If you see this vibrant fruit in the “exotic fruits” section of your local supermarket, pick one up and revel in it’s unique beauty. You’re also likely to find pitaya seasonally at specialty Mexican and Asian produce markets. In addition, various quantities can usually be found here.
Rambutan is a golf ball-sized hirsute (hairy) fruit that is native to Southeast Asia, specifically the Malay countries. When opened up, the edible portion is a translucent white flesh—similar to its relative, the lychee. Its sweet & creamy yet subtly acidic flavor is a bit reminiscent of grapes.
Like the other exotic fruits, rambutan is packed with health benefits. It is rich in antioxidants, fiber, iron, vitamin C, copper and phosphorus.

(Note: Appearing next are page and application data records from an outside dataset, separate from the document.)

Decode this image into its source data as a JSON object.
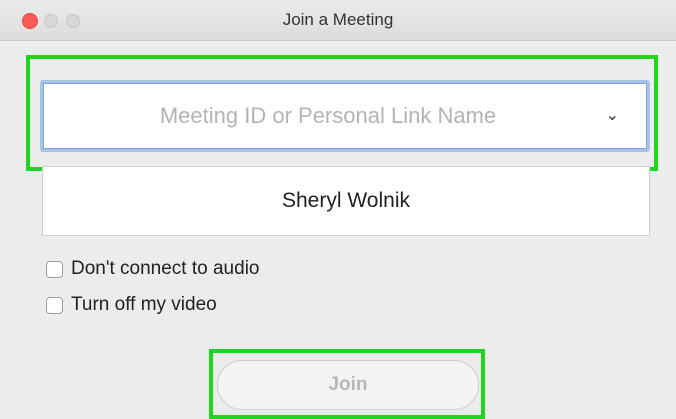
{
  "window": {
    "title": "Join a Meeting"
  },
  "meeting_field": {
    "placeholder": "Meeting ID or Personal Link Name",
    "value": ""
  },
  "name_field": {
    "value": "Sheryl Wolnik"
  },
  "options": [
    {
      "label": "Don't connect to audio",
      "checked": false
    },
    {
      "label": "Turn off my video",
      "checked": false
    }
  ],
  "join_button": {
    "label": "Join",
    "enabled": false
  },
  "colors": {
    "highlight": "#1fd51f",
    "close_button": "#fc5b57",
    "focus_ring": "#a7c4e6"
  }
}
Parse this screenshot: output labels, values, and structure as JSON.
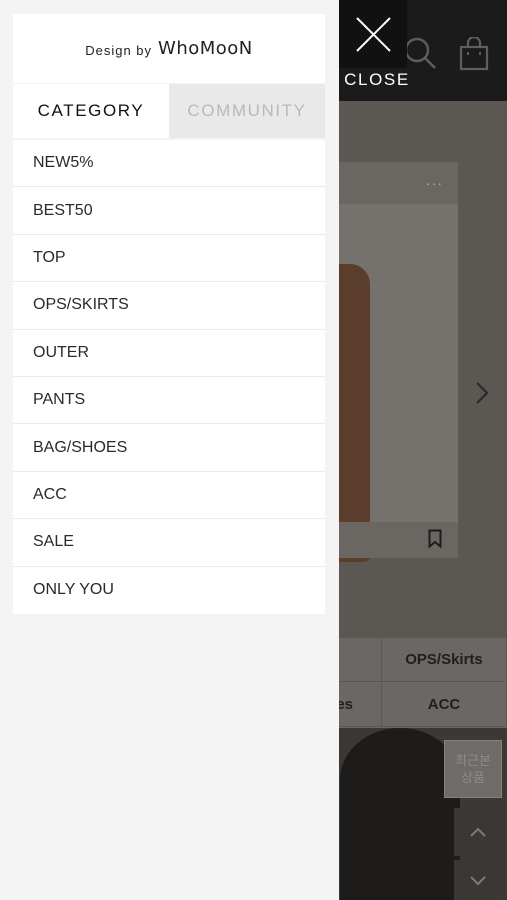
{
  "brand": {
    "prefix": "Design by",
    "name": "WhoMooN"
  },
  "close_button": {
    "label": "CLOSE",
    "icon": "close-icon"
  },
  "tabs": [
    {
      "label": "CATEGORY",
      "active": true
    },
    {
      "label": "COMMUNITY",
      "active": false
    }
  ],
  "categories": [
    {
      "label": "NEW5%"
    },
    {
      "label": "BEST50"
    },
    {
      "label": "TOP"
    },
    {
      "label": "OPS/SKIRTS"
    },
    {
      "label": "OUTER"
    },
    {
      "label": "PANTS"
    },
    {
      "label": "BAG/SHOES"
    },
    {
      "label": "ACC"
    },
    {
      "label": "SALE"
    },
    {
      "label": "ONLY YOU"
    }
  ],
  "background": {
    "header_icons": [
      "search-icon",
      "shopping-bag-icon"
    ],
    "product_card": {
      "more_icon": "···",
      "bookmark_icon": "bookmark-icon"
    },
    "category_grid": [
      "OPS/Skirts",
      "es",
      "ACC"
    ],
    "recent_button": {
      "line1": "최근본",
      "line2": "상품"
    }
  },
  "colors": {
    "overlay_dark": "#1b1b1b",
    "drawer_bg": "#f4f4f4",
    "tab_inactive": "#e9e9e9",
    "text_muted": "#b9b9b9"
  }
}
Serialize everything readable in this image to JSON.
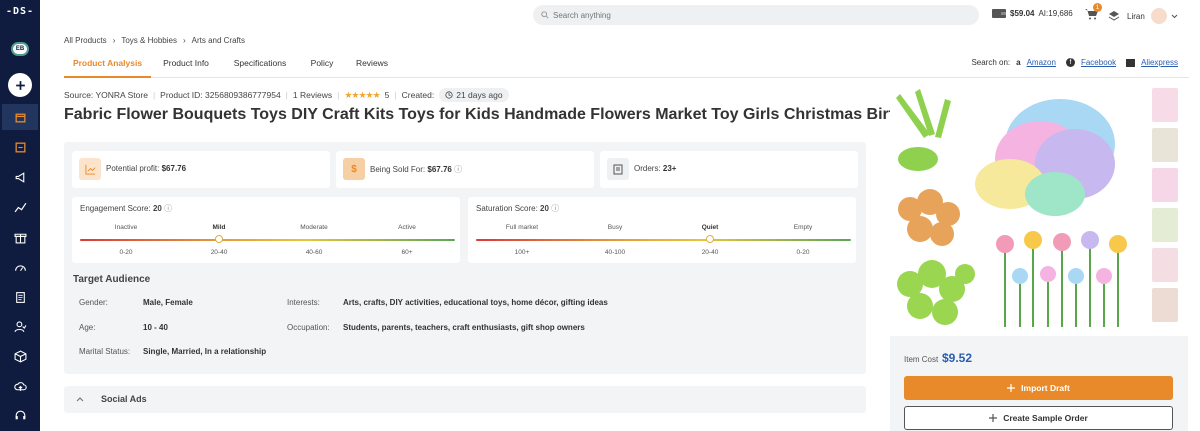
{
  "app": {
    "logo": "-DS-"
  },
  "sidebar": {
    "badge": "EB"
  },
  "topbar": {
    "search_placeholder": "Search anything",
    "balance": "$59.04",
    "ai_credits": "AI:19,686",
    "notifications": "1",
    "user": "Liran"
  },
  "breadcrumb": [
    "All Products",
    "Toys & Hobbies",
    "Arts and Crafts"
  ],
  "tabs": [
    "Product Analysis",
    "Product Info",
    "Specifications",
    "Policy",
    "Reviews"
  ],
  "search_on": {
    "label": "Search on:",
    "links": [
      "Amazon",
      "Facebook",
      "Aliexpress"
    ]
  },
  "meta": {
    "source": "Source: YONRA Store",
    "product_id": "Product ID: 3256809386777954",
    "reviews": "1 Reviews",
    "rating": "5",
    "created_label": "Created:",
    "created_value": "21 days ago"
  },
  "product": {
    "title": "Fabric Flower Bouquets Toys DIY Craft Kits Toys for Kids Handmade Flowers Market Toy Girls Christmas Birthday Gift"
  },
  "stats": {
    "profit": {
      "label": "Potential profit:",
      "value": "$67.76"
    },
    "sold": {
      "label": "Being Sold For:",
      "value": "$67.76"
    },
    "orders": {
      "label": "Orders:",
      "value": "23+"
    }
  },
  "engagement": {
    "label": "Engagement Score:",
    "value": "20",
    "levels": [
      "Inactive",
      "Mild",
      "Moderate",
      "Active"
    ],
    "ranges": [
      "0-20",
      "20-40",
      "40-60",
      "60+"
    ],
    "active_index": 1
  },
  "saturation": {
    "label": "Saturation Score:",
    "value": "20",
    "levels": [
      "Full market",
      "Busy",
      "Quiet",
      "Empty"
    ],
    "ranges": [
      "100+",
      "40-100",
      "20-40",
      "0-20"
    ],
    "active_index": 2
  },
  "audience": {
    "heading": "Target Audience",
    "gender_label": "Gender:",
    "gender": "Male, Female",
    "age_label": "Age:",
    "age": "10 - 40",
    "marital_label": "Marital Status:",
    "marital": "Single, Married, In a relationship",
    "interests_label": "Interests:",
    "interests": "Arts, crafts, DIY activities, educational toys, home décor, gifting ideas",
    "occupation_label": "Occupation:",
    "occupation": "Students, parents, teachers, craft enthusiasts, gift shop owners"
  },
  "social": {
    "label": "Social Ads"
  },
  "purchase": {
    "item_cost_label": "Item Cost",
    "item_cost": "$9.52",
    "import_label": "Import Draft",
    "sample_label": "Create Sample Order"
  },
  "colors": {
    "sidebar": "#0f1c3f",
    "accent": "#e88a2a",
    "link": "#2a5db0"
  }
}
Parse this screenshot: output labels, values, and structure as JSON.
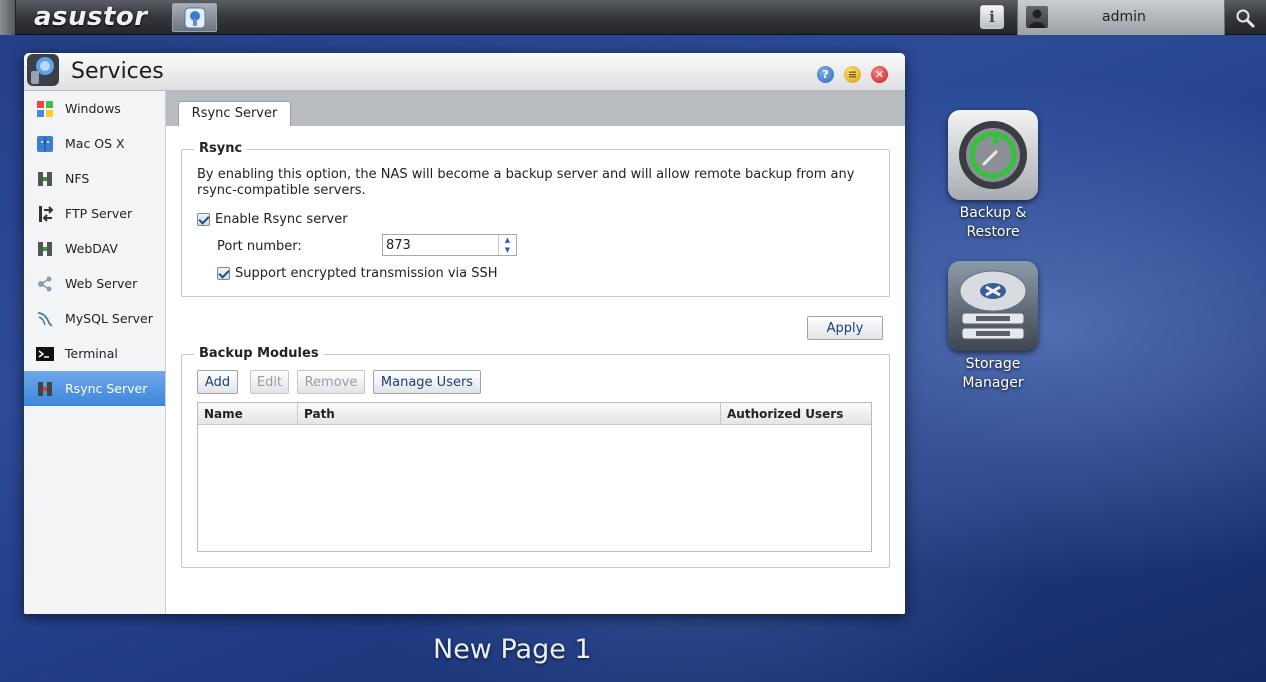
{
  "topbar": {
    "logo": "asustor",
    "user_name": "admin"
  },
  "window": {
    "title": "Services"
  },
  "sidebar": {
    "items": [
      {
        "label": "Windows",
        "icon": "windows-icon"
      },
      {
        "label": "Mac OS X",
        "icon": "mac-os-x-icon"
      },
      {
        "label": "NFS",
        "icon": "nfs-icon"
      },
      {
        "label": "FTP Server",
        "icon": "ftp-server-icon"
      },
      {
        "label": "WebDAV",
        "icon": "webdav-icon"
      },
      {
        "label": "Web Server",
        "icon": "web-server-icon"
      },
      {
        "label": "MySQL Server",
        "icon": "mysql-server-icon"
      },
      {
        "label": "Terminal",
        "icon": "terminal-icon"
      },
      {
        "label": "Rsync Server",
        "icon": "rsync-server-icon"
      }
    ],
    "active_index": 8
  },
  "tab": {
    "label": "Rsync Server"
  },
  "rsync": {
    "legend": "Rsync",
    "description": "By enabling this option, the NAS will become a backup server and will allow remote backup from any rsync-compatible servers.",
    "enable_label": "Enable Rsync server",
    "enable_checked": true,
    "port_label": "Port number:",
    "port_value": "873",
    "ssh_label": "Support encrypted transmission via SSH",
    "ssh_checked": true
  },
  "apply_label": "Apply",
  "modules": {
    "legend": "Backup Modules",
    "add_label": "Add",
    "edit_label": "Edit",
    "remove_label": "Remove",
    "manage_label": "Manage Users",
    "columns": [
      "Name",
      "Path",
      "Authorized Users"
    ],
    "rows": []
  },
  "desktop": {
    "backup_label_1": "Backup &",
    "backup_label_2": "Restore",
    "storage_label_1": "Storage",
    "storage_label_2": "Manager",
    "page_name": "New Page 1"
  }
}
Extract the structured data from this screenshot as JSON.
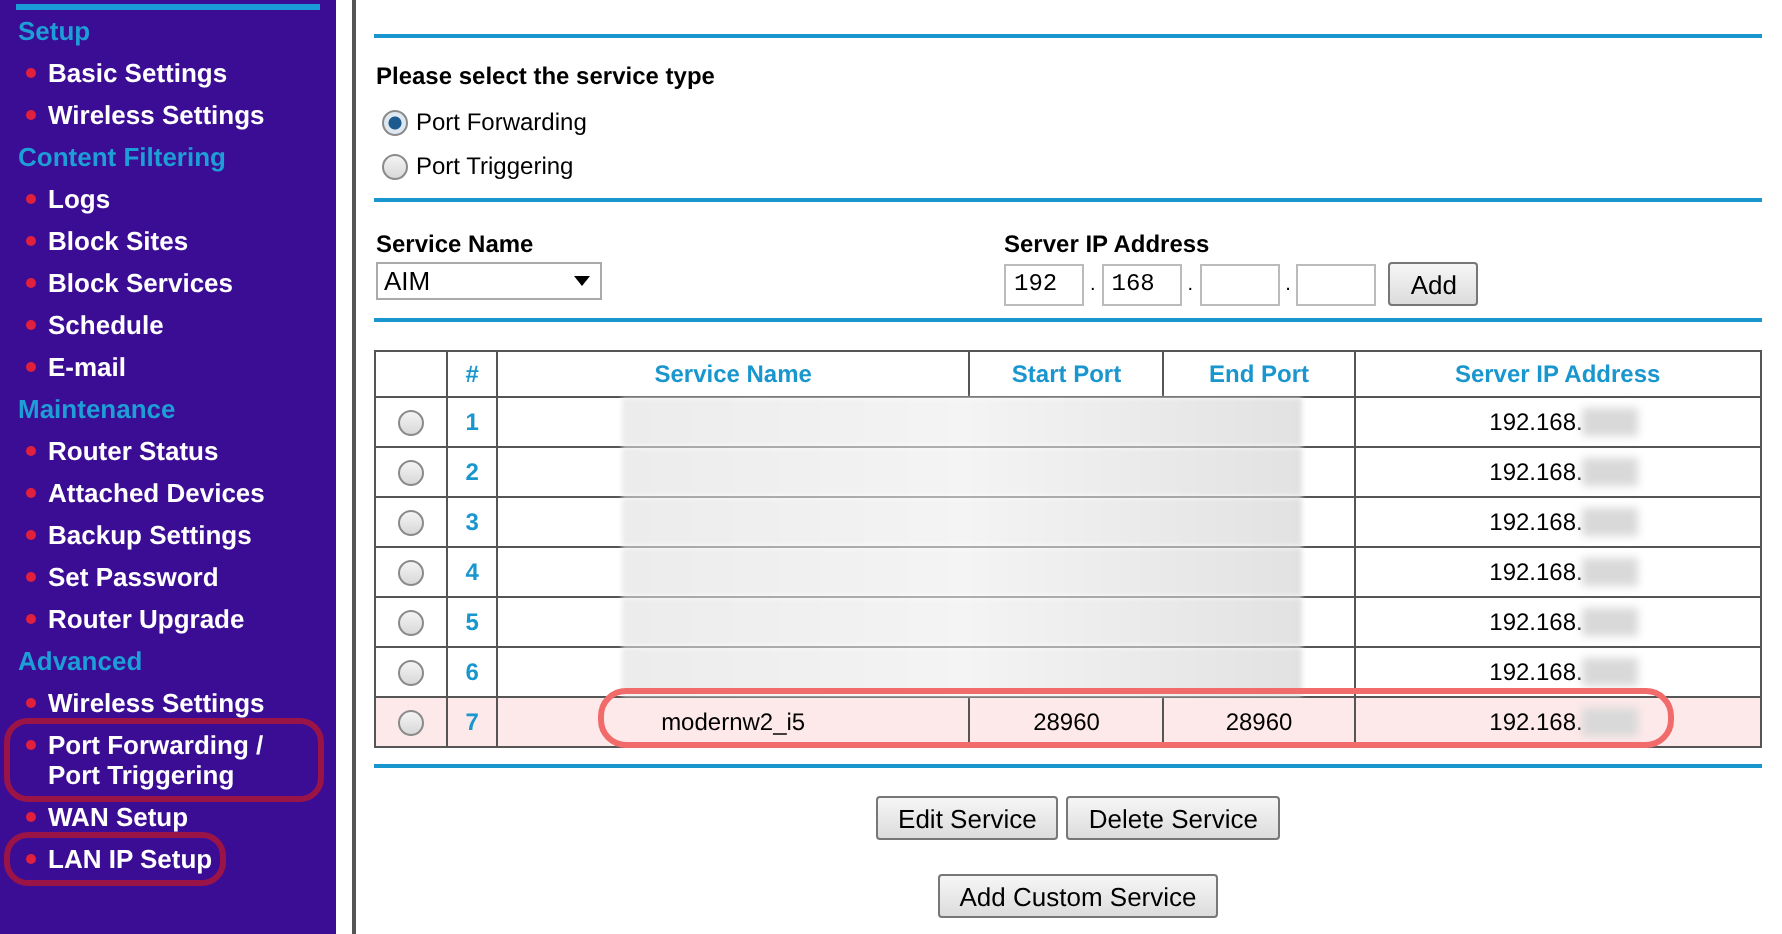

You can usually find rambutan either canned or fresh at your local Asian market. They can also be found online here.
5. sugar-apple (a.k.a. sweetsop, custard apple – India, atis – Filipino, ata – Portuguese)
Sugar-apple is a fruit that originated in the tropical regions of North and South America as well as the West Indies. It’s roughly the size of a softball. Inside it’s thick protective rind are a few dozen slippery black seeds held in place by a sweet & creamy, custard-like flesh.
It’s known to be an excellent source of vitamin C and manganese. It’s also a good source of thiamine and vitamin B6 while providing fair amounts of vitamin B2, B3 B5, B9, iron, magnesium, phosphorus and potassium.
Sugar-apples can be found seasonally in local Latin and Asian markets. If you’re interested in growing them yourself, you can also buy seeds online.
6. sapodilla (a.k.a. chico fruit, chikoo, sapota)
Sapodilla is a fruit that was first cultivated in Mexico, Central America and the Caribbean and is currently grown throughout India and Southeast Asia. It is approximately the size of a billiard ball and has a fairly firm outer shell. Inside, the fruit is undeniably sweet and tastes like a mix of brown sugar, caramel and root beer. Unlike most sweets, sapodilla is full of health benefits; it contains vitamin A, vitamin C, vitamin E, potassium, copper, iron, folate, niacin and pantothenic acid.
This sweet fruit can be found in certain Mexican markets. On occasion, it’s also available either fresh or as seed packets here.
7. calamansi (a.k.a. calamondin)
Calamansi is a citrus fruit native to the warm tropical regions of Southeast Asia. They look like small round limes and have a slightly tart, yet sweet flavor making it a perfect citrus for drinks and brightening up dishes.
This small citrus is a great source of vitamins A & C and has anti-inflammatory properties. Calamansi is available fresh and as a juice at most Asian markets. It can also be found in various forms here.
Mangosteen is a fruit native to Indonesia and is cultivated throughout Southeast Asia and other tropical areas. It’s popular for its sweet flavor that tastes somewhat like a mix of strawberries, peaches and cream.
Not only does mangosteen have a palate-pleasing flavor, it also contains a ton of nutrients and vitamins including: vitamin A, vitamin C, B-complex vitamins, iron, calcium, potassium, and xanthones. You can find this superfood seasonally at your local Asian market or online here.
As of 2017, the recommended number of servings of fruit a day has increased from 5 to 10. Incorporate these exotic fruits regularly into your diet to enjoy a wide variety of flavors and textures making it easier to meet the recommended intake of fruits. Enjoy eating your way to better health!
Kristina Reynolds is the Founder & CEO of Glutto and an alumna of the University of California, San Diego. She writes articles & posts for Glutto Digest with insights from fellow industry experts. Furthermore, she is the author of The Fittest Food Lovers: How EVERY BODY Can be Incredibly Fit and Still Enjoy Food, a collaborative philanthropic book with proceeds going to charities that fight world hunger.